Task brief:
Answer with a single number: how many lines in the listing below include "name"?

Available data:
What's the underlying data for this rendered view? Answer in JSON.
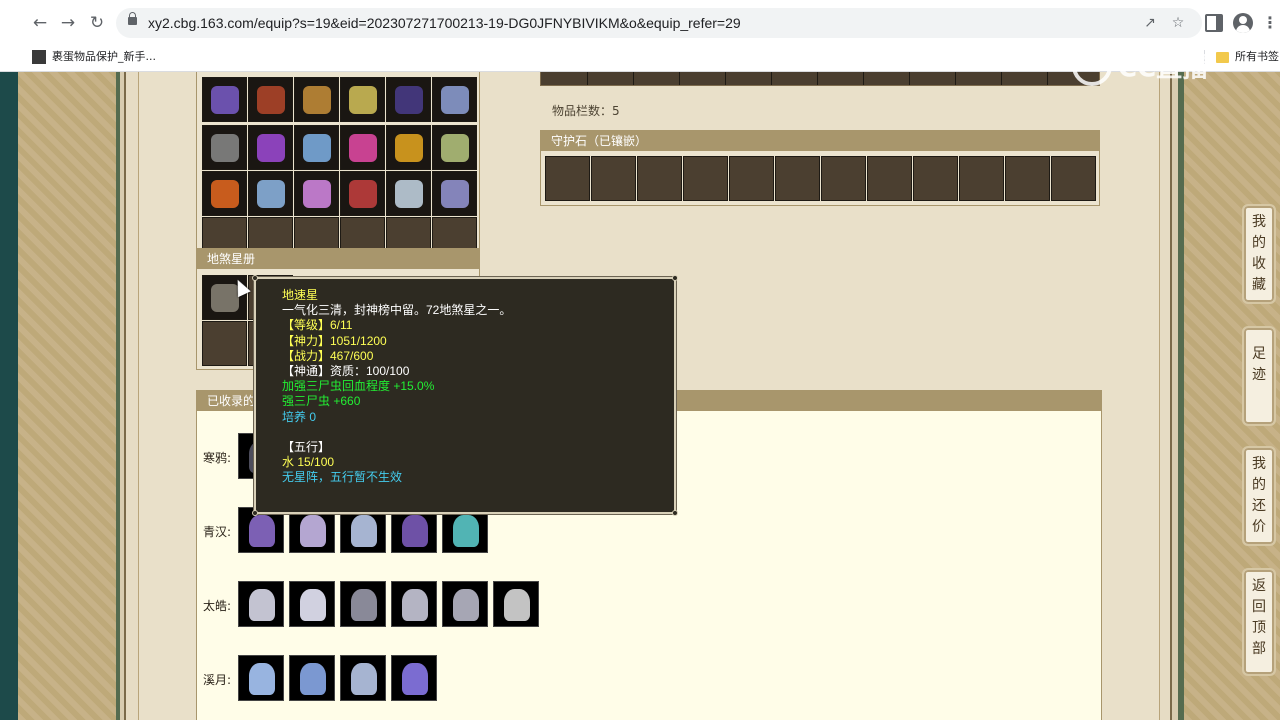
{
  "browser": {
    "url": "xy2.cbg.163.com/equip?s=19&eid=202307271700213-19-DG0JFNYBIVIKM&o&equip_refer=29",
    "bookmarks": [
      {
        "label": "裹蛋物品保护_新手..."
      }
    ],
    "all_bookmarks_label": "所有书签"
  },
  "equip_panel": {
    "icon_colors": [
      [
        "#7a5cc9",
        "#b5472a",
        "#c98f3a",
        "#d6c35a",
        "#4a3c8c",
        "#8fa1d8"
      ],
      [
        "#8a8a8a",
        "#a04ad8",
        "#7fb2e8",
        "#e84aa8",
        "#e8a820",
        "#b8c880"
      ],
      [
        "#e86820",
        "#8fb8e8",
        "#d88ae8",
        "#c84040",
        "#c8d8e8",
        "#9898d8"
      ]
    ]
  },
  "star_panel": {
    "title": "地煞星册"
  },
  "right_info": {
    "slot_count": "物品栏数：5",
    "guard_title": "守护石（已镶嵌）"
  },
  "collected_panel": {
    "title_visible": "已收录的",
    "rows": [
      {
        "label": "寒鸦:",
        "icon_colors": [
          "#555566"
        ]
      },
      {
        "label": "青汉:",
        "icon_colors": [
          "#8a6ac8",
          "#c8b8e8",
          "#b8c8e8",
          "#7a5ab8",
          "#5ac8c8"
        ]
      },
      {
        "label": "太皓:",
        "icon_colors": [
          "#d8d8e8",
          "#e8e8f8",
          "#9898a8",
          "#c8c8d8",
          "#b8b8c8",
          "#d8d8d8"
        ]
      },
      {
        "label": "溪月:",
        "icon_colors": [
          "#a8c8f8",
          "#88a8e8",
          "#b8c8e8",
          "#8878e8"
        ]
      }
    ]
  },
  "tooltip": {
    "lines": [
      {
        "text": "地速星",
        "color": "yellow"
      },
      {
        "text": "一气化三清，封神榜中留。72地煞星之一。",
        "color": "white"
      },
      {
        "text": "【等级】6/11",
        "color": "yellow"
      },
      {
        "text": "【神力】1051/1200",
        "color": "yellow"
      },
      {
        "text": "【战力】467/600",
        "color": "yellow"
      },
      {
        "text": "【神通】资质：100/100",
        "color": "white"
      },
      {
        "text": "加强三尸虫回血程度 +15.0%",
        "color": "green"
      },
      {
        "text": "强三尸虫 +660",
        "color": "green"
      },
      {
        "text": "培养 0",
        "color": "cyan"
      },
      {
        "text": "",
        "color": "white"
      },
      {
        "text": "【五行】",
        "color": "white"
      },
      {
        "text": "水 15/100",
        "color": "yellow"
      },
      {
        "text": "无星阵，五行暂不生效",
        "color": "cyan"
      }
    ]
  },
  "side_nav": [
    {
      "label": "我的收藏"
    },
    {
      "label": "足迹"
    },
    {
      "label": "我的还价"
    },
    {
      "label": "返回顶部"
    }
  ],
  "watermark": {
    "text": "CC直播"
  }
}
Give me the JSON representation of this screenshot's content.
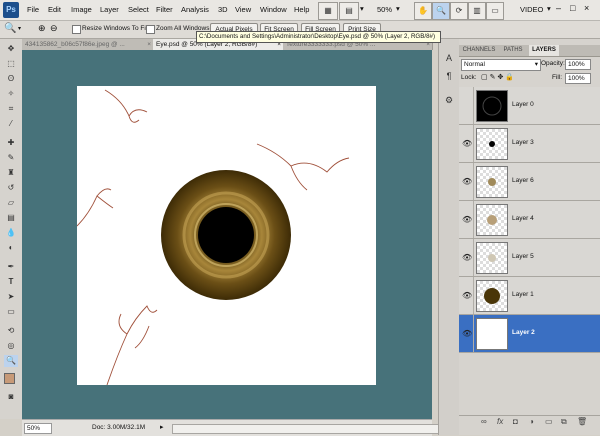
{
  "app": {
    "logo": "Ps"
  },
  "menu": [
    "File",
    "Edit",
    "Image",
    "Layer",
    "Select",
    "Filter",
    "Analysis",
    "3D",
    "View",
    "Window",
    "Help"
  ],
  "topbar": {
    "zoom_value": "50%",
    "workspace": "VIDEO"
  },
  "options": {
    "resize_label": "Resize Windows To Fit",
    "zoom_all_label": "Zoom All Windows",
    "actual_pixels": "Actual Pixels",
    "fit_screen": "Fit Screen",
    "fill_screen": "Fill Screen",
    "print_size": "Print Size"
  },
  "tabs": [
    {
      "label": "434135862_b06c57f86e.jpeg @ ...",
      "close": "×"
    },
    {
      "label": "Eye.psd @ 50% (Layer 2, RGB/8#)",
      "close": "×"
    },
    {
      "label": "Texture3333333.psd @ 50% ...",
      "close": "×"
    }
  ],
  "tooltip": "C:\\Documents and Settings\\Administrator\\Desktop\\Eye.psd @ 50% (Layer 2, RGB/8#)",
  "status": {
    "zoom": "50%",
    "doc": "Doc: 3.00M/32.1M"
  },
  "panel": {
    "tabs": [
      "CHANNELS",
      "PATHS",
      "LAYERS"
    ],
    "blend_mode": "Normal",
    "opacity_label": "Opacity:",
    "opacity_value": "100%",
    "lock_label": "Lock:",
    "fill_label": "Fill:",
    "fill_value": "100%",
    "layers": [
      {
        "name": "Layer 0",
        "visible": false,
        "selected": false
      },
      {
        "name": "Layer 3",
        "visible": true,
        "selected": false
      },
      {
        "name": "Layer 6",
        "visible": true,
        "selected": false
      },
      {
        "name": "Layer 4",
        "visible": true,
        "selected": false
      },
      {
        "name": "Layer 5",
        "visible": true,
        "selected": false
      },
      {
        "name": "Layer 1",
        "visible": true,
        "selected": false
      },
      {
        "name": "Layer 2",
        "visible": true,
        "selected": true
      }
    ],
    "footer_icons": [
      "link-icon",
      "fx-icon",
      "mask-icon",
      "adjustment-icon",
      "folder-icon",
      "new-layer-icon",
      "trash-icon"
    ]
  },
  "colors": {
    "canvas_bg": "#47727a",
    "selection": "#3a6fc2",
    "iris": "#6b4f16"
  }
}
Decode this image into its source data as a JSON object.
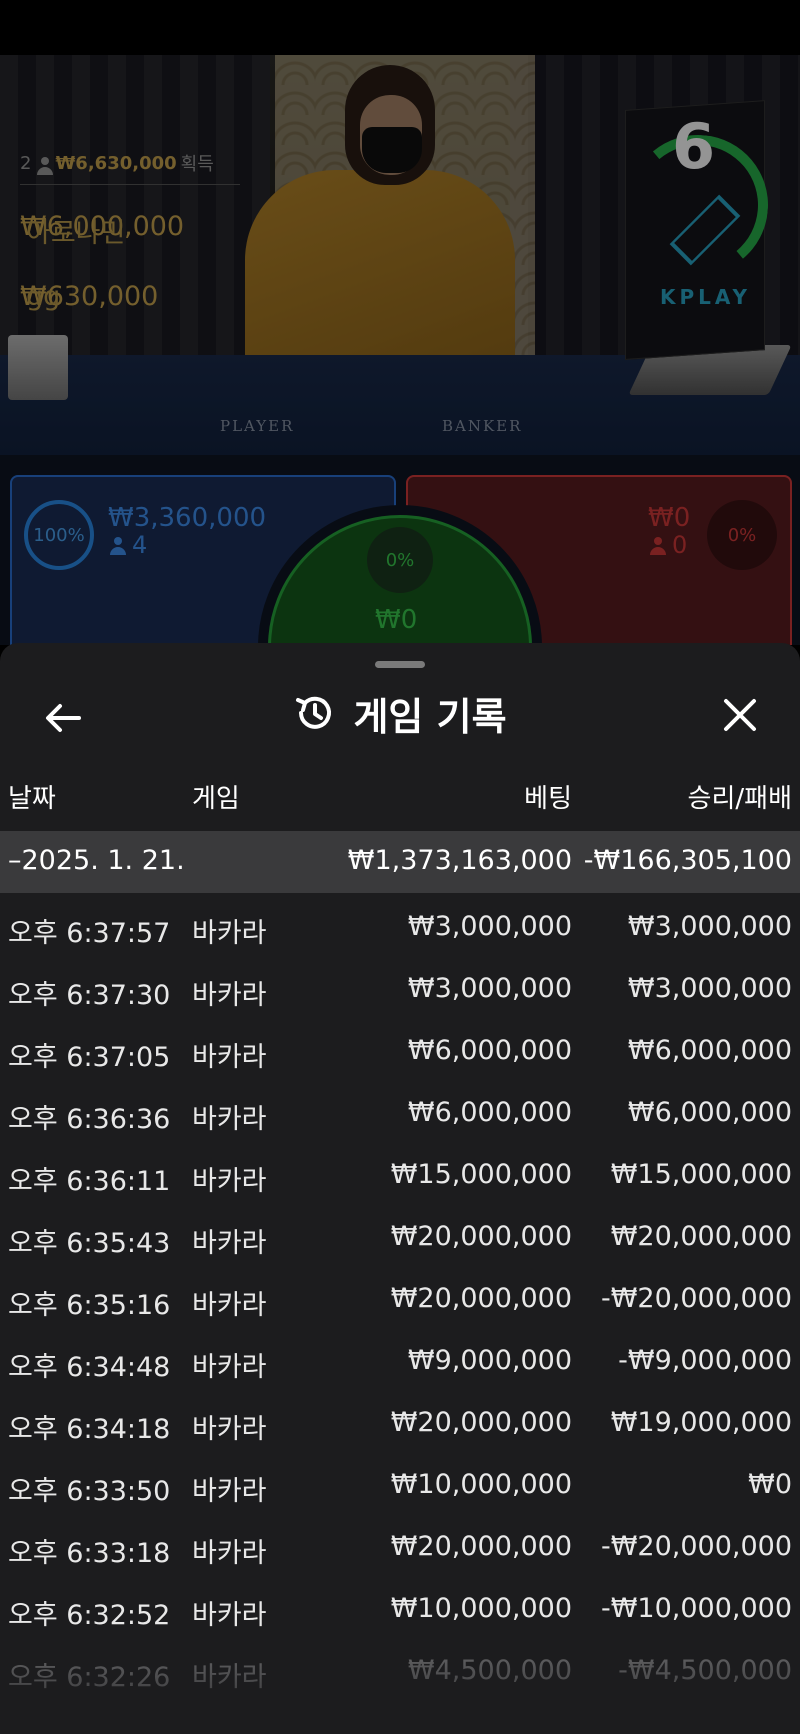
{
  "live": {
    "round_number": "6",
    "brand": "KPLAY",
    "table_labels": {
      "player": "PLAYER",
      "banker": "BANKER"
    },
    "winners": {
      "count": "2",
      "total": "₩6,630,000",
      "suffix": "획득",
      "entries": [
        {
          "amount": "₩6,000,000",
          "name": "아로나민"
        },
        {
          "amount": "₩630,000",
          "name": "gg"
        }
      ]
    },
    "bets": {
      "player": {
        "percent": "100%",
        "amount": "₩3,360,000",
        "count": "4"
      },
      "banker": {
        "percent": "0%",
        "amount": "₩0",
        "count": "0"
      },
      "tie": {
        "percent": "0%",
        "amount": "₩0"
      }
    }
  },
  "sheet": {
    "title": "게임 기록",
    "columns": {
      "date": "날짜",
      "game": "게임",
      "bet": "베팅",
      "win_loss": "승리/패배"
    },
    "summary": {
      "date": "–2025. 1. 21.",
      "bet": "₩1,373,163,000",
      "win_loss": "-₩166,305,100"
    },
    "rows": [
      {
        "time": "오후 6:37:57",
        "game": "바카라",
        "bet": "₩3,000,000",
        "win_loss": "₩3,000,000"
      },
      {
        "time": "오후 6:37:30",
        "game": "바카라",
        "bet": "₩3,000,000",
        "win_loss": "₩3,000,000"
      },
      {
        "time": "오후 6:37:05",
        "game": "바카라",
        "bet": "₩6,000,000",
        "win_loss": "₩6,000,000"
      },
      {
        "time": "오후 6:36:36",
        "game": "바카라",
        "bet": "₩6,000,000",
        "win_loss": "₩6,000,000"
      },
      {
        "time": "오후 6:36:11",
        "game": "바카라",
        "bet": "₩15,000,000",
        "win_loss": "₩15,000,000"
      },
      {
        "time": "오후 6:35:43",
        "game": "바카라",
        "bet": "₩20,000,000",
        "win_loss": "₩20,000,000"
      },
      {
        "time": "오후 6:35:16",
        "game": "바카라",
        "bet": "₩20,000,000",
        "win_loss": "-₩20,000,000"
      },
      {
        "time": "오후 6:34:48",
        "game": "바카라",
        "bet": "₩9,000,000",
        "win_loss": "-₩9,000,000"
      },
      {
        "time": "오후 6:34:18",
        "game": "바카라",
        "bet": "₩20,000,000",
        "win_loss": "₩19,000,000"
      },
      {
        "time": "오후 6:33:50",
        "game": "바카라",
        "bet": "₩10,000,000",
        "win_loss": "₩0"
      },
      {
        "time": "오후 6:33:18",
        "game": "바카라",
        "bet": "₩20,000,000",
        "win_loss": "-₩20,000,000"
      },
      {
        "time": "오후 6:32:52",
        "game": "바카라",
        "bet": "₩10,000,000",
        "win_loss": "-₩10,000,000"
      },
      {
        "time": "오후 6:32:26",
        "game": "바카라",
        "bet": "₩4,500,000",
        "win_loss": "-₩4,500,000"
      }
    ]
  },
  "icons": {
    "back": "arrow-left-icon",
    "history": "history-icon",
    "close": "close-icon"
  },
  "colors": {
    "player": "#2a8ae8",
    "banker": "#d33a3a",
    "tie": "#27a53b",
    "gold": "#c9a44e",
    "sheet_bg": "#1c1c1e"
  }
}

Solution for this task:
9